> Exercise description
Output all the entries word for word. Omit the pictures.

[Dataset rows for apps and sites]
──────

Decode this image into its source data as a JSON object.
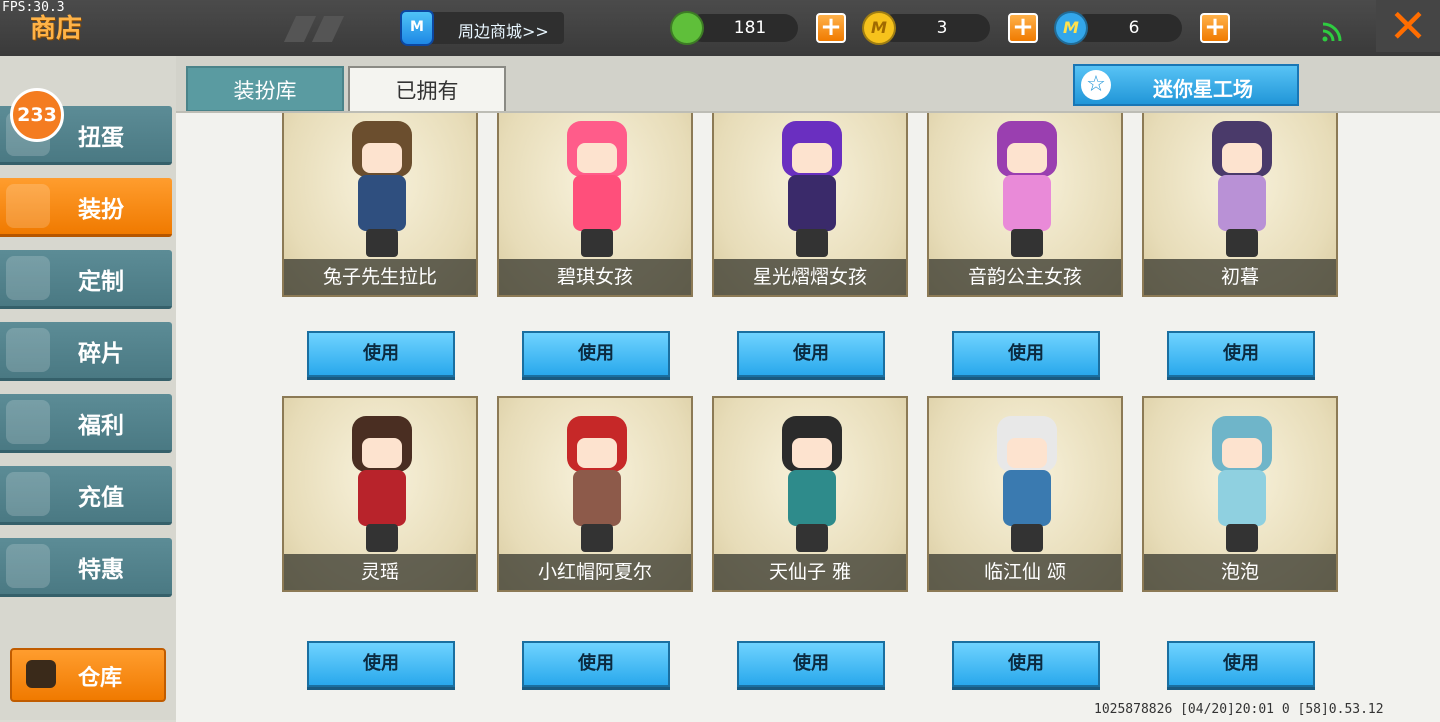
{
  "fps": "FPS:30.3",
  "header": {
    "title": "商店",
    "peripheral_label": "周边商城>>",
    "bag_letter": "M",
    "currencies": [
      {
        "name": "green-gem",
        "amount": "181",
        "color": "#5fbf3a",
        "symbol": ""
      },
      {
        "name": "gold-coin",
        "amount": "3",
        "color": "#f6c21c",
        "symbol": "M"
      },
      {
        "name": "blue-coin",
        "amount": "6",
        "color": "#33a6ea",
        "symbol": "M"
      }
    ],
    "plus_symbol": "+",
    "close_symbol": "✕"
  },
  "sidebar": {
    "badge": "233",
    "items": [
      {
        "label": "扭蛋",
        "active": false
      },
      {
        "label": "装扮",
        "active": true
      },
      {
        "label": "定制",
        "active": false
      },
      {
        "label": "碎片",
        "active": false
      },
      {
        "label": "福利",
        "active": false
      },
      {
        "label": "充值",
        "active": false
      },
      {
        "label": "特惠",
        "active": false
      }
    ],
    "warehouse_label": "仓库"
  },
  "tabs": {
    "library": "装扮库",
    "owned": "已拥有"
  },
  "mini_star": {
    "label": "迷你星工场",
    "icon": "☆"
  },
  "use_label": "使用",
  "costumes": [
    {
      "name": "兔子先生拉比",
      "hair": "#6b4e2e",
      "outfit": "#2f4f7f"
    },
    {
      "name": "碧琪女孩",
      "hair": "#ff5c8a",
      "outfit": "#ff4f7b"
    },
    {
      "name": "星光熠熠女孩",
      "hair": "#6a2fc0",
      "outfit": "#3a2a6a"
    },
    {
      "name": "音韵公主女孩",
      "hair": "#9a3fb0",
      "outfit": "#e98ad8"
    },
    {
      "name": "初暮",
      "hair": "#4a3a6a",
      "outfit": "#b991d6"
    },
    {
      "name": "灵瑶",
      "hair": "#4a2e22",
      "outfit": "#b8232b"
    },
    {
      "name": "小红帽阿夏尔",
      "hair": "#c62828",
      "outfit": "#8d5a4a"
    },
    {
      "name": "天仙子 雅",
      "hair": "#2b2b2b",
      "outfit": "#2e8b8b"
    },
    {
      "name": "临江仙 颂",
      "hair": "#e8e8e8",
      "outfit": "#3a7ab0"
    },
    {
      "name": "泡泡",
      "hair": "#6fb5c9",
      "outfit": "#8fd0e0"
    }
  ],
  "status_line": "1025878826  [04/20]20:01 0  [58]0.53.12"
}
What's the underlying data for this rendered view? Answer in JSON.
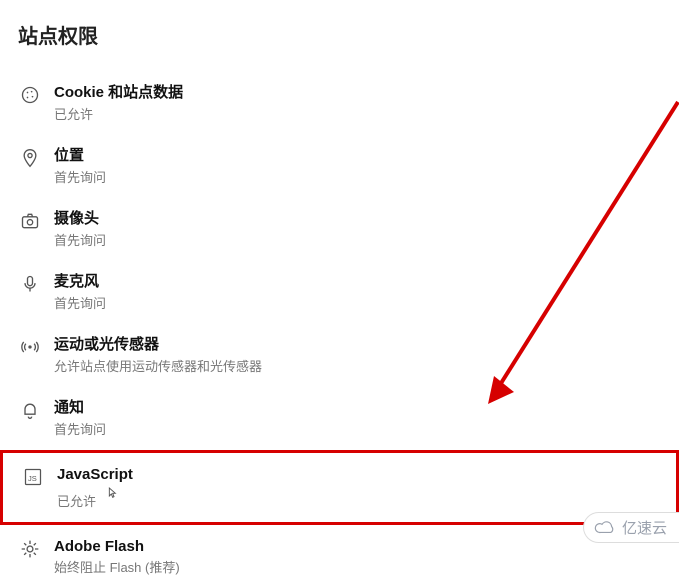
{
  "title": "站点权限",
  "items": [
    {
      "label": "Cookie 和站点数据",
      "status": "已允许"
    },
    {
      "label": "位置",
      "status": "首先询问"
    },
    {
      "label": "摄像头",
      "status": "首先询问"
    },
    {
      "label": "麦克风",
      "status": "首先询问"
    },
    {
      "label": "运动或光传感器",
      "status": "允许站点使用运动传感器和光传感器"
    },
    {
      "label": "通知",
      "status": "首先询问"
    },
    {
      "label": "JavaScript",
      "status": "已允许"
    },
    {
      "label": "Adobe Flash",
      "status": "始终阻止 Flash (推荐)"
    }
  ],
  "watermark": "亿速云"
}
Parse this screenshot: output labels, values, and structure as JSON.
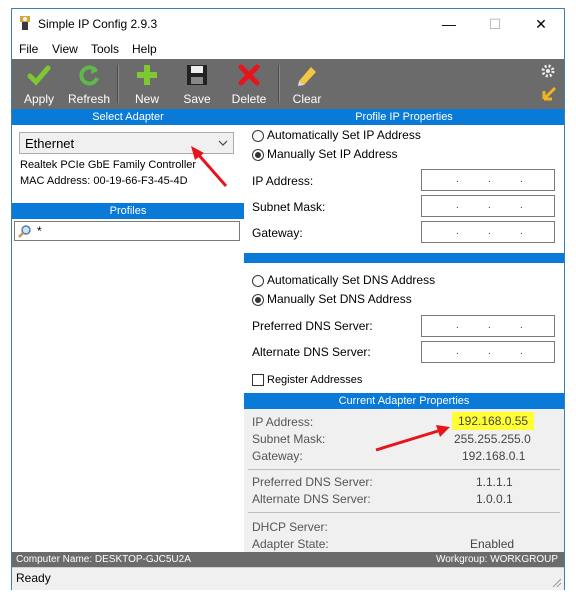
{
  "window": {
    "title": "Simple IP Config 2.9.3",
    "controls": {
      "minimize": "—",
      "maximize": "☐",
      "close": "✕"
    }
  },
  "menu": [
    "File",
    "View",
    "Tools",
    "Help"
  ],
  "toolbar": {
    "apply": "Apply",
    "refresh": "Refresh",
    "new": "New",
    "save": "Save",
    "delete": "Delete",
    "clear": "Clear"
  },
  "select_adapter": {
    "header": "Select Adapter",
    "selected": "Ethernet",
    "description": "Realtek PCIe GbE Family Controller",
    "mac": "MAC Address: 00-19-66-F3-45-4D"
  },
  "profiles": {
    "header": "Profiles",
    "search_value": "*"
  },
  "profile_ip": {
    "header": "Profile IP Properties",
    "auto_ip": "Automatically Set IP Address",
    "manual_ip": "Manually Set IP Address",
    "ip_label": "IP Address:",
    "subnet_label": "Subnet Mask:",
    "gateway_label": "Gateway:",
    "auto_dns": "Automatically Set DNS Address",
    "manual_dns": "Manually Set DNS Address",
    "pref_dns_label": "Preferred DNS Server:",
    "alt_dns_label": "Alternate DNS Server:",
    "register": "Register Addresses",
    "field_dots": "."
  },
  "current": {
    "header": "Current Adapter Properties",
    "ip_label": "IP Address:",
    "ip_value": "192.168.0.55",
    "subnet_label": "Subnet Mask:",
    "subnet_value": "255.255.255.0",
    "gateway_label": "Gateway:",
    "gateway_value": "192.168.0.1",
    "pref_dns_label": "Preferred DNS Server:",
    "pref_dns_value": "1.1.1.1",
    "alt_dns_label": "Alternate DNS Server:",
    "alt_dns_value": "1.0.0.1",
    "dhcp_label": "DHCP Server:",
    "dhcp_value": "",
    "state_label": "Adapter State:",
    "state_value": "Enabled"
  },
  "status_strip": {
    "computer": "Computer Name: DESKTOP-GJC5U2A",
    "workgroup": "Workgroup: WORKGROUP"
  },
  "status": "Ready",
  "colors": {
    "accent": "#0a7ad8",
    "toolbar": "#6b6b6b",
    "highlight": "#ffff33",
    "arrow": "#e8141c"
  }
}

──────

> Output of the exercise
Decode this image into its source data as a JSON object.
{
  "fps": "FPS:30.3",
  "header": {
    "title": "商店",
    "peripheral_label": "周边商城>>",
    "bag_letter": "M",
    "currencies": [
      {
        "name": "green-gem",
        "amount": "181",
        "color": "#5fbf3a",
        "symbol": ""
      },
      {
        "name": "gold-coin",
        "amount": "3",
        "color": "#f6c21c",
        "symbol": "M"
      },
      {
        "name": "blue-coin",
        "amount": "6",
        "color": "#33a6ea",
        "symbol": "M"
      }
    ],
    "plus_symbol": "+",
    "close_symbol": "✕"
  },
  "sidebar": {
    "badge": "233",
    "items": [
      {
        "label": "扭蛋",
        "active": false
      },
      {
        "label": "装扮",
        "active": true
      },
      {
        "label": "定制",
        "active": false
      },
      {
        "label": "碎片",
        "active": false
      },
      {
        "label": "福利",
        "active": false
      },
      {
        "label": "充值",
        "active": false
      },
      {
        "label": "特惠",
        "active": false
      }
    ],
    "warehouse_label": "仓库"
  },
  "tabs": {
    "library": "装扮库",
    "owned": "已拥有"
  },
  "mini_star": {
    "label": "迷你星工场",
    "icon": "☆"
  },
  "use_label": "使用",
  "costumes": [
    {
      "name": "兔子先生拉比",
      "hair": "#6b4e2e",
      "outfit": "#2f4f7f"
    },
    {
      "name": "碧琪女孩",
      "hair": "#ff5c8a",
      "outfit": "#ff4f7b"
    },
    {
      "name": "星光熠熠女孩",
      "hair": "#6a2fc0",
      "outfit": "#3a2a6a"
    },
    {
      "name": "音韵公主女孩",
      "hair": "#9a3fb0",
      "outfit": "#e98ad8"
    },
    {
      "name": "初暮",
      "hair": "#4a3a6a",
      "outfit": "#b991d6"
    },
    {
      "name": "灵瑶",
      "hair": "#4a2e22",
      "outfit": "#b8232b"
    },
    {
      "name": "小红帽阿夏尔",
      "hair": "#c62828",
      "outfit": "#8d5a4a"
    },
    {
      "name": "天仙子 雅",
      "hair": "#2b2b2b",
      "outfit": "#2e8b8b"
    },
    {
      "name": "临江仙 颂",
      "hair": "#e8e8e8",
      "outfit": "#3a7ab0"
    },
    {
      "name": "泡泡",
      "hair": "#6fb5c9",
      "outfit": "#8fd0e0"
    }
  ],
  "status_line": "1025878826  [04/20]20:01 0  [58]0.53.12"
}
What's the underlying data for this rendered view? Answer in JSON.
{
  "title": "站点权限",
  "items": [
    {
      "label": "Cookie 和站点数据",
      "status": "已允许"
    },
    {
      "label": "位置",
      "status": "首先询问"
    },
    {
      "label": "摄像头",
      "status": "首先询问"
    },
    {
      "label": "麦克风",
      "status": "首先询问"
    },
    {
      "label": "运动或光传感器",
      "status": "允许站点使用运动传感器和光传感器"
    },
    {
      "label": "通知",
      "status": "首先询问"
    },
    {
      "label": "JavaScript",
      "status": "已允许"
    },
    {
      "label": "Adobe Flash",
      "status": "始终阻止 Flash (推荐)"
    }
  ],
  "watermark": "亿速云"
}
Parse this screenshot: output labels, values, and structure as JSON.
{
  "window": {
    "title": "Simple IP Config 2.9.3",
    "controls": {
      "minimize": "—",
      "maximize": "☐",
      "close": "✕"
    }
  },
  "menu": [
    "File",
    "View",
    "Tools",
    "Help"
  ],
  "toolbar": {
    "apply": "Apply",
    "refresh": "Refresh",
    "new": "New",
    "save": "Save",
    "delete": "Delete",
    "clear": "Clear"
  },
  "select_adapter": {
    "header": "Select Adapter",
    "selected": "Ethernet",
    "description": "Realtek PCIe GbE Family Controller",
    "mac": "MAC Address: 00-19-66-F3-45-4D"
  },
  "profiles": {
    "header": "Profiles",
    "search_value": "*"
  },
  "profile_ip": {
    "header": "Profile IP Properties",
    "auto_ip": "Automatically Set IP Address",
    "manual_ip": "Manually Set IP Address",
    "ip_label": "IP Address:",
    "subnet_label": "Subnet Mask:",
    "gateway_label": "Gateway:",
    "auto_dns": "Automatically Set DNS Address",
    "manual_dns": "Manually Set DNS Address",
    "pref_dns_label": "Preferred DNS Server:",
    "alt_dns_label": "Alternate DNS Server:",
    "register": "Register Addresses",
    "field_dots": "."
  },
  "current": {
    "header": "Current Adapter Properties",
    "ip_label": "IP Address:",
    "ip_value": "192.168.0.55",
    "subnet_label": "Subnet Mask:",
    "subnet_value": "255.255.255.0",
    "gateway_label": "Gateway:",
    "gateway_value": "192.168.0.1",
    "pref_dns_label": "Preferred DNS Server:",
    "pref_dns_value": "1.1.1.1",
    "alt_dns_label": "Alternate DNS Server:",
    "alt_dns_value": "1.0.0.1",
    "dhcp_label": "DHCP Server:",
    "dhcp_value": "",
    "state_label": "Adapter State:",
    "state_value": "Enabled"
  },
  "status_strip": {
    "computer": "Computer Name: DESKTOP-GJC5U2A",
    "workgroup": "Workgroup: WORKGROUP"
  },
  "status": "Ready",
  "colors": {
    "accent": "#0a7ad8",
    "toolbar": "#6b6b6b",
    "highlight": "#ffff33",
    "arrow": "#e8141c"
  }
}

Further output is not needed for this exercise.